START Records for this task
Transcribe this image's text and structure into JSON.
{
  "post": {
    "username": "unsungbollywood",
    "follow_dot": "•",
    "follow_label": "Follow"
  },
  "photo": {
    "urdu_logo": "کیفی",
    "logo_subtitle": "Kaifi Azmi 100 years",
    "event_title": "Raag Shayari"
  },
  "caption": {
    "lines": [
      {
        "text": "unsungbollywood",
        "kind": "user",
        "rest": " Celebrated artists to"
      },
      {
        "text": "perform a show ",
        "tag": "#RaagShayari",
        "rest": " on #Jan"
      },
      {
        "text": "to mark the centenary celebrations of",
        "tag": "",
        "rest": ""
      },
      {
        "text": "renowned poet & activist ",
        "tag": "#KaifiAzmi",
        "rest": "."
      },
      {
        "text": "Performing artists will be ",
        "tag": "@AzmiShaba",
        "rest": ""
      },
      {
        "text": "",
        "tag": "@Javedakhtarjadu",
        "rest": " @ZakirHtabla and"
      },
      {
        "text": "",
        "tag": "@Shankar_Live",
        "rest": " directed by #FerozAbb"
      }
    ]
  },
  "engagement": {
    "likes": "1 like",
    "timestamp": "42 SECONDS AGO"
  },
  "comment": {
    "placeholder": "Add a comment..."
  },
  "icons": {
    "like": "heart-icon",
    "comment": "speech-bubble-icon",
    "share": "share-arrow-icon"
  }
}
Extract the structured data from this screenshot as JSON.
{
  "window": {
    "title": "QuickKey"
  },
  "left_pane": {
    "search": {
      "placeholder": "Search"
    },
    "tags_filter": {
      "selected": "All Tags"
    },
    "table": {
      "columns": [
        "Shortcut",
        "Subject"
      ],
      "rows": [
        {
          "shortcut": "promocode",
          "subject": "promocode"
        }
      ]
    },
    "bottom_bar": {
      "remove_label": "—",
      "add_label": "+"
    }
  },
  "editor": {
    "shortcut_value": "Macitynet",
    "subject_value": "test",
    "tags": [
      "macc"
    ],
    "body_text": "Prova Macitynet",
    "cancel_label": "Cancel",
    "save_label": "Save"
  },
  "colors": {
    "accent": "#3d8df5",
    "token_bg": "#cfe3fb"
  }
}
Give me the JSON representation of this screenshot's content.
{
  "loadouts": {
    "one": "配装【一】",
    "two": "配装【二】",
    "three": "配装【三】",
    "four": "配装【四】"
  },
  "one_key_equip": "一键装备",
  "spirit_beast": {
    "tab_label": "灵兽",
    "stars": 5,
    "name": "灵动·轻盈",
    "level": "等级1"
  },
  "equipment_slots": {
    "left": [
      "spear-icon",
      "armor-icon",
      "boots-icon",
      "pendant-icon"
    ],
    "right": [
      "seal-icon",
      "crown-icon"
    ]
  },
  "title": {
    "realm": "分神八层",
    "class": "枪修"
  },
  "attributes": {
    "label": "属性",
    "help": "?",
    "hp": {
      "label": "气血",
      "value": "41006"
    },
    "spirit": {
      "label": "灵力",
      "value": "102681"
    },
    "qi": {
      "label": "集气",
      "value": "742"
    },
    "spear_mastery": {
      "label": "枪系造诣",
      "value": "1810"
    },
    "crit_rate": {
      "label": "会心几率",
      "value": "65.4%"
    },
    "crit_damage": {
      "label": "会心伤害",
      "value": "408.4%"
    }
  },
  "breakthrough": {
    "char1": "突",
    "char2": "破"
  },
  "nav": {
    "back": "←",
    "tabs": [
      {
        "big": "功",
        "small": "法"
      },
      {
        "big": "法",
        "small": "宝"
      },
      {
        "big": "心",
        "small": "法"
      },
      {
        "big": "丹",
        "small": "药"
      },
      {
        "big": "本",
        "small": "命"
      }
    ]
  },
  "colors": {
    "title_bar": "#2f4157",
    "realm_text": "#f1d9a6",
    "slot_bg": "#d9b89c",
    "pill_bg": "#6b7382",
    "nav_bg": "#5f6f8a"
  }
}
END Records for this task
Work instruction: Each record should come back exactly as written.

Answer to the problem:
Transcribe this image's text and structure into JSON.
{
  "post": {
    "username": "unsungbollywood",
    "follow_dot": "•",
    "follow_label": "Follow"
  },
  "photo": {
    "urdu_logo": "کیفی",
    "logo_subtitle": "Kaifi Azmi 100 years",
    "event_title": "Raag Shayari"
  },
  "caption": {
    "lines": [
      {
        "text": "unsungbollywood",
        "kind": "user",
        "rest": " Celebrated artists to"
      },
      {
        "text": "perform a show ",
        "tag": "#RaagShayari",
        "rest": " on #Jan"
      },
      {
        "text": "to mark the centenary celebrations of",
        "tag": "",
        "rest": ""
      },
      {
        "text": "renowned poet & activist ",
        "tag": "#KaifiAzmi",
        "rest": "."
      },
      {
        "text": "Performing artists will be ",
        "tag": "@AzmiShaba",
        "rest": ""
      },
      {
        "text": "",
        "tag": "@Javedakhtarjadu",
        "rest": " @ZakirHtabla and"
      },
      {
        "text": "",
        "tag": "@Shankar_Live",
        "rest": " directed by #FerozAbb"
      }
    ]
  },
  "engagement": {
    "likes": "1 like",
    "timestamp": "42 SECONDS AGO"
  },
  "comment": {
    "placeholder": "Add a comment..."
  },
  "icons": {
    "like": "heart-icon",
    "comment": "speech-bubble-icon",
    "share": "share-arrow-icon"
  }
}
Extract the structured data from this screenshot as JSON.
{
  "window": {
    "title": "QuickKey"
  },
  "left_pane": {
    "search": {
      "placeholder": "Search"
    },
    "tags_filter": {
      "selected": "All Tags"
    },
    "table": {
      "columns": [
        "Shortcut",
        "Subject"
      ],
      "rows": [
        {
          "shortcut": "promocode",
          "subject": "promocode"
        }
      ]
    },
    "bottom_bar": {
      "remove_label": "—",
      "add_label": "+"
    }
  },
  "editor": {
    "shortcut_value": "Macitynet",
    "subject_value": "test",
    "tags": [
      "macc"
    ],
    "body_text": "Prova Macitynet",
    "cancel_label": "Cancel",
    "save_label": "Save"
  },
  "colors": {
    "accent": "#3d8df5",
    "token_bg": "#cfe3fb"
  }
}
Give me the JSON representation of this screenshot's content.
{
  "loadouts": {
    "one": "配装【一】",
    "two": "配装【二】",
    "three": "配装【三】",
    "four": "配装【四】"
  },
  "one_key_equip": "一键装备",
  "spirit_beast": {
    "tab_label": "灵兽",
    "stars": 5,
    "name": "灵动·轻盈",
    "level": "等级1"
  },
  "equipment_slots": {
    "left": [
      "spear-icon",
      "armor-icon",
      "boots-icon",
      "pendant-icon"
    ],
    "right": [
      "seal-icon",
      "crown-icon"
    ]
  },
  "title": {
    "realm": "分神八层",
    "class": "枪修"
  },
  "attributes": {
    "label": "属性",
    "help": "?",
    "hp": {
      "label": "气血",
      "value": "41006"
    },
    "spirit": {
      "label": "灵力",
      "value": "102681"
    },
    "qi": {
      "label": "集气",
      "value": "742"
    },
    "spear_mastery": {
      "label": "枪系造诣",
      "value": "1810"
    },
    "crit_rate": {
      "label": "会心几率",
      "value": "65.4%"
    },
    "crit_damage": {
      "label": "会心伤害",
      "value": "408.4%"
    }
  },
  "breakthrough": {
    "char1": "突",
    "char2": "破"
  },
  "nav": {
    "back": "←",
    "tabs": [
      {
        "big": "功",
        "small": "法"
      },
      {
        "big": "法",
        "small": "宝"
      },
      {
        "big": "心",
        "small": "法"
      },
      {
        "big": "丹",
        "small": "药"
      },
      {
        "big": "本",
        "small": "命"
      }
    ]
  },
  "colors": {
    "title_bar": "#2f4157",
    "realm_text": "#f1d9a6",
    "slot_bg": "#d9b89c",
    "pill_bg": "#6b7382",
    "nav_bg": "#5f6f8a"
  }
}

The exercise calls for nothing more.